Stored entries
-- -- --

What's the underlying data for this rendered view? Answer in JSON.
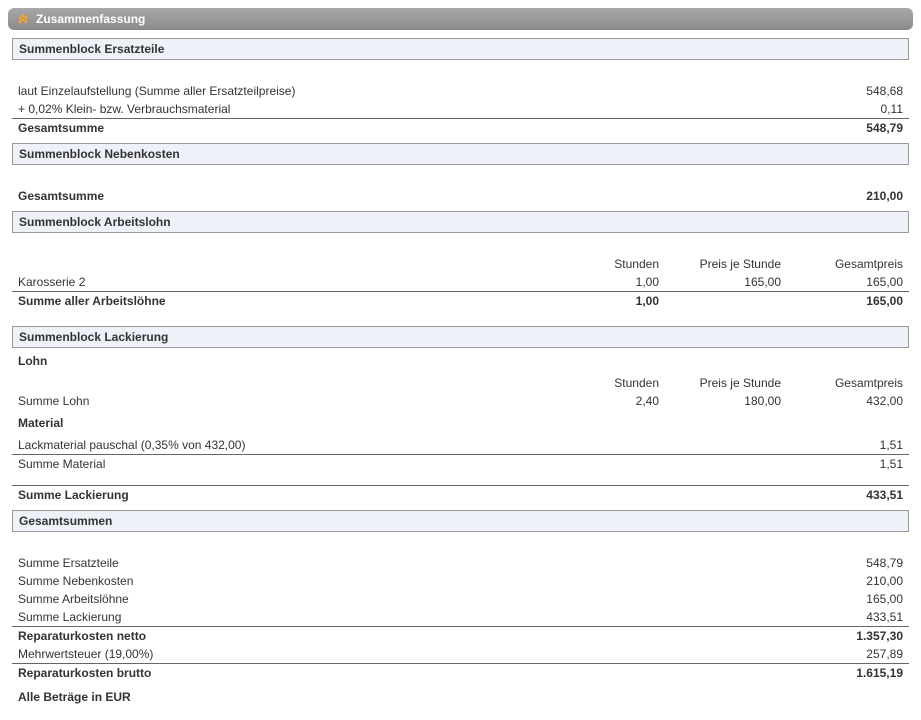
{
  "header": {
    "title": "Zusammenfassung"
  },
  "ersatzteile": {
    "title": "Summenblock Ersatzteile",
    "row1_label": "laut Einzelaufstellung (Summe aller Ersatzteilpreise)",
    "row1_value": "548,68",
    "row2_label": "+ 0,02% Klein- bzw. Verbrauchsmaterial",
    "row2_value": "0,11",
    "total_label": "Gesamtsumme",
    "total_value": "548,79"
  },
  "nebenkosten": {
    "title": "Summenblock Nebenkosten",
    "total_label": "Gesamtsumme",
    "total_value": "210,00"
  },
  "arbeitslohn": {
    "title": "Summenblock Arbeitslohn",
    "col_stunden": "Stunden",
    "col_preis": "Preis je Stunde",
    "col_gesamt": "Gesamtpreis",
    "row1_label": "Karosserie 2",
    "row1_stunden": "1,00",
    "row1_preis": "165,00",
    "row1_gesamt": "165,00",
    "total_label": "Summe aller Arbeitslöhne",
    "total_stunden": "1,00",
    "total_gesamt": "165,00"
  },
  "lackierung": {
    "title": "Summenblock Lackierung",
    "lohn_title": "Lohn",
    "col_stunden": "Stunden",
    "col_preis": "Preis je Stunde",
    "col_gesamt": "Gesamtpreis",
    "lohn_row_label": "Summe Lohn",
    "lohn_row_stunden": "2,40",
    "lohn_row_preis": "180,00",
    "lohn_row_gesamt": "432,00",
    "material_title": "Material",
    "material_row_label": "Lackmaterial pauschal (0,35% von 432,00)",
    "material_row_value": "1,51",
    "material_total_label": "Summe Material",
    "material_total_value": "1,51",
    "total_label": "Summe Lackierung",
    "total_value": "433,51"
  },
  "gesamtsummen": {
    "title": "Gesamtsummen",
    "row1_label": "Summe Ersatzteile",
    "row1_value": "548,79",
    "row2_label": "Summe Nebenkosten",
    "row2_value": "210,00",
    "row3_label": "Summe Arbeitslöhne",
    "row3_value": "165,00",
    "row4_label": "Summe Lackierung",
    "row4_value": "433,51",
    "netto_label": "Reparaturkosten netto",
    "netto_value": "1.357,30",
    "mwst_label": "Mehrwertsteuer (19,00%)",
    "mwst_value": "257,89",
    "brutto_label": "Reparaturkosten brutto",
    "brutto_value": "1.615,19"
  },
  "footnote": "Alle Beträge in EUR"
}
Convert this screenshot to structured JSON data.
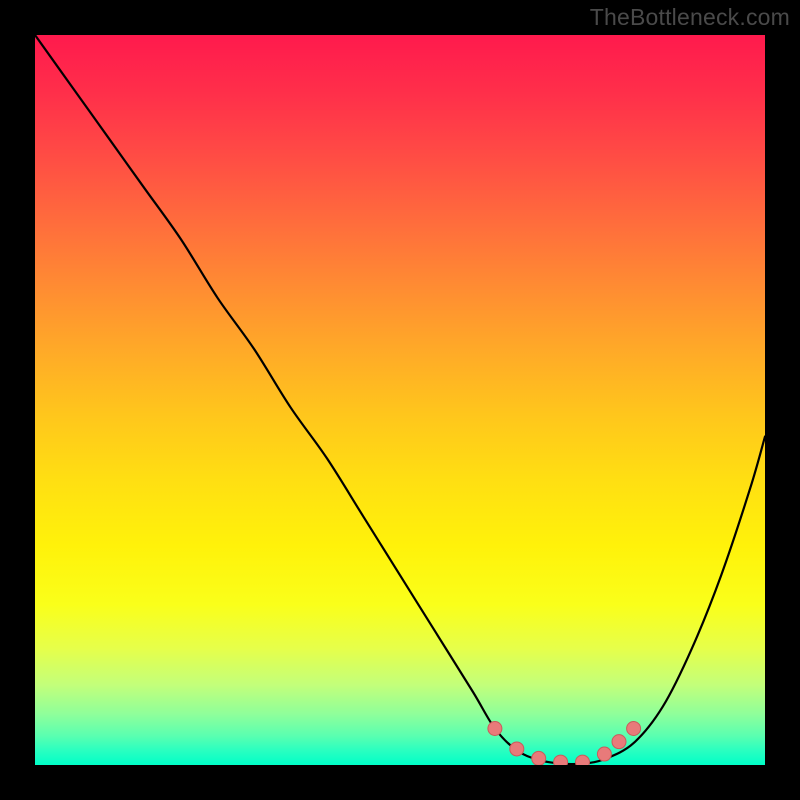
{
  "watermark": "TheBottleneck.com",
  "colors": {
    "frame": "#000000",
    "curve": "#000000",
    "marker_fill": "#e87a7a",
    "marker_stroke": "#c95b5b"
  },
  "chart_data": {
    "type": "line",
    "title": "",
    "xlabel": "",
    "ylabel": "",
    "xlim": [
      0,
      100
    ],
    "ylim": [
      0,
      100
    ],
    "grid": false,
    "legend": false,
    "series": [
      {
        "name": "bottleneck-curve",
        "x": [
          0,
          5,
          10,
          15,
          20,
          25,
          30,
          35,
          40,
          45,
          50,
          55,
          60,
          63,
          66,
          69,
          72,
          75,
          78,
          82,
          86,
          90,
          94,
          98,
          100
        ],
        "y": [
          100,
          93,
          86,
          79,
          72,
          64,
          57,
          49,
          42,
          34,
          26,
          18,
          10,
          5,
          2,
          0.7,
          0.2,
          0.2,
          0.8,
          3,
          8,
          16,
          26,
          38,
          45
        ]
      }
    ],
    "markers": {
      "name": "optimal-range",
      "points": [
        {
          "x": 63,
          "y": 5
        },
        {
          "x": 66,
          "y": 2.2
        },
        {
          "x": 69,
          "y": 0.9
        },
        {
          "x": 72,
          "y": 0.4
        },
        {
          "x": 75,
          "y": 0.4
        },
        {
          "x": 78,
          "y": 1.5
        },
        {
          "x": 80,
          "y": 3.2
        },
        {
          "x": 82,
          "y": 5
        }
      ]
    }
  }
}
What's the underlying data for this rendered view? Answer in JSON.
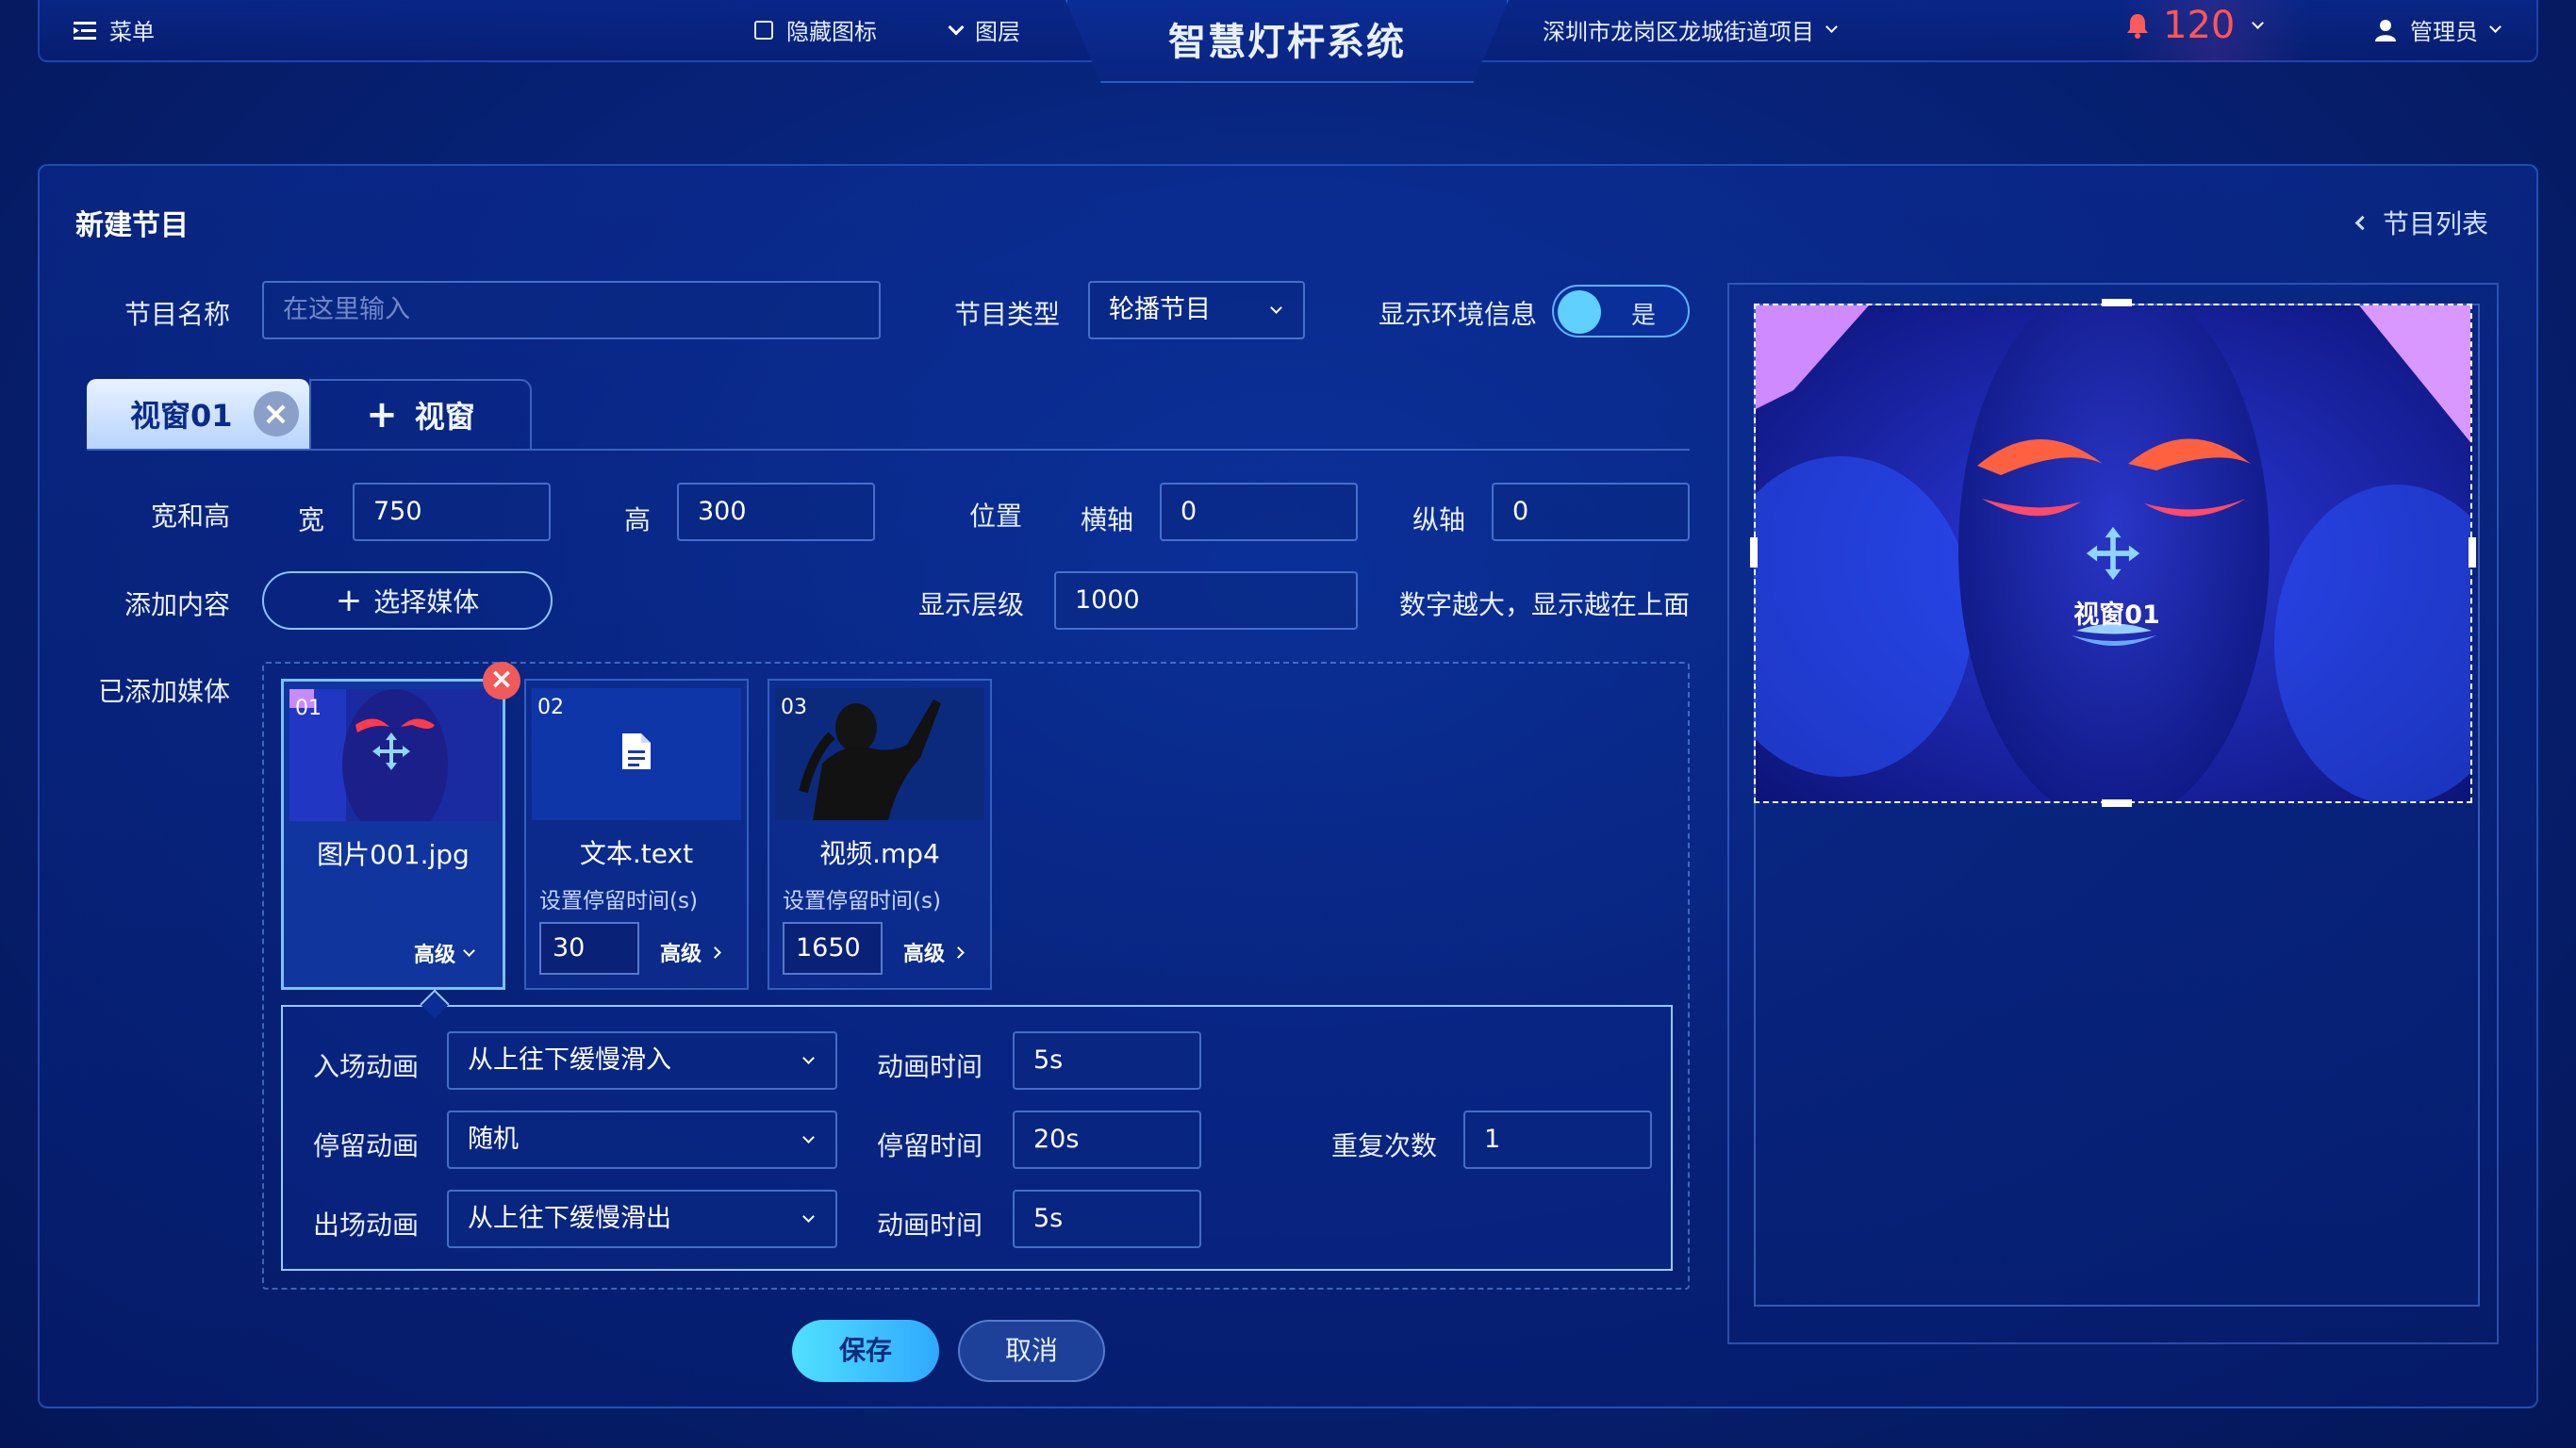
{
  "topbar": {
    "menu_label": "菜单",
    "hide_icons_label": "隐藏图标",
    "layers_label": "图层",
    "title": "智慧灯杆系统",
    "project": "深圳市龙岗区龙城街道项目",
    "alert_count": "120",
    "user": "管理员"
  },
  "panel": {
    "title": "新建节目",
    "back_link": "节目列表"
  },
  "form": {
    "name_label": "节目名称",
    "name_placeholder": "在这里输入",
    "type_label": "节目类型",
    "type_value": "轮播节目",
    "env_label": "显示环境信息",
    "env_toggle": "是",
    "size_label": "宽和高",
    "width_label": "宽",
    "width_value": "750",
    "height_label": "高",
    "height_value": "300",
    "position_label": "位置",
    "x_label": "横轴",
    "x_value": "0",
    "y_label": "纵轴",
    "y_value": "0",
    "add_content_label": "添加内容",
    "select_media_button": "选择媒体",
    "layer_label": "显示层级",
    "layer_value": "1000",
    "layer_hint": "数字越大，显示越在上面",
    "added_media_label": "已添加媒体"
  },
  "tabs": [
    {
      "label": "视窗01",
      "active": true
    },
    {
      "label": "视窗",
      "active": false
    }
  ],
  "media": [
    {
      "num": "01",
      "name": "图片001.jpg",
      "adv": "高级"
    },
    {
      "num": "02",
      "name": "文本.text",
      "stay_label": "设置停留时间(s)",
      "stay_value": "30",
      "adv": "高级"
    },
    {
      "num": "03",
      "name": "视频.mp4",
      "stay_label": "设置停留时间(s)",
      "stay_value": "1650",
      "adv": "高级"
    }
  ],
  "advanced": {
    "enter_label": "入场动画",
    "enter_value": "从上往下缓慢滑入",
    "enter_time_label": "动画时间",
    "enter_time_value": "5s",
    "stay_label": "停留动画",
    "stay_value": "随机",
    "stay_time_label": "停留时间",
    "stay_time_value": "20s",
    "repeat_label": "重复次数",
    "repeat_value": "1",
    "exit_label": "出场动画",
    "exit_value": "从上往下缓慢滑出",
    "exit_time_label": "动画时间",
    "exit_time_value": "5s"
  },
  "buttons": {
    "save": "保存",
    "cancel": "取消"
  },
  "preview": {
    "window_label": "视窗01"
  },
  "colors": {
    "accent": "#4fe0ff",
    "alert": "#ff4d4f",
    "background": "#07237a"
  }
}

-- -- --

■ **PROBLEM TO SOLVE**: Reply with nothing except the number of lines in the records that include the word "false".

■ **ANSWER BOX**: 3